When it comes to dementia, at the DC we’re always trying to think of new ways to help and foster as much independence to a person with dementia as possible. Let life be as great as it can be and let’s live well with dementia.
As eating and drinking may become difficult over time and a person progresses into late-stage dementia, drinking aids may well be required. We’ve talked before about the Eatwell set. But what if spilling is becoming more commonplace? Finding a cup you can fully tip upside down and allow to fall to the floor without spilling a drop may be a stretch, no?
No…Behold!: The Kennedy Cup. Spill proof and can be used in conjunction with Pat Saunders One Way Drinking Straws, making it easier than ever to drink alone and also we might add, to drink. Many illnesses and hospital stays can be attributed to not drinking enough. Recently my Mother was admitted to hospital with Sepsis (blood poisoning) from having had a urine infection that went unnoticed. Urine infections can happen of course and if one has a catheter, this can occur but drinking regularly to flush out toxins does help and can prevent urine infections in most cases.
Cranberry juice is great for most water-related infections. We are advised as adults to drink 2 litres per day of water but if you don’t like water, juice or flavoured water is better than nothing at all! For someone who doesn’t move around as much and who could be bed-bound, 1 litre may suffice (always ask your GP). The Kennedy Cup holds around 90ml. With a 1,000ml in a litre, around 11 cups of juice per day in the Kennedy Cup would see you reaching your goal of 1L. Seems a lot doesn’t it? It really isn’t if you space it out over 8 hours.
I bought the Kennedy Cup and Pat Saunders One Way Drinking Straws for my Mother who is in late stage dementia and one of her carers told me recently: That cup is the best thing ever!

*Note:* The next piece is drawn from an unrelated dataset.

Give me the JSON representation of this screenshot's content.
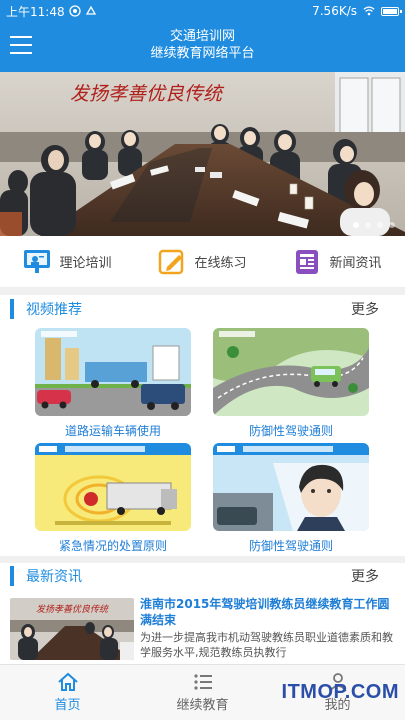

For those who may want to drink without having to wait or ask there is also: The Hydrant Bottle. We would always advise any carer to be careful not to present a choking hazard if used unaccompanied.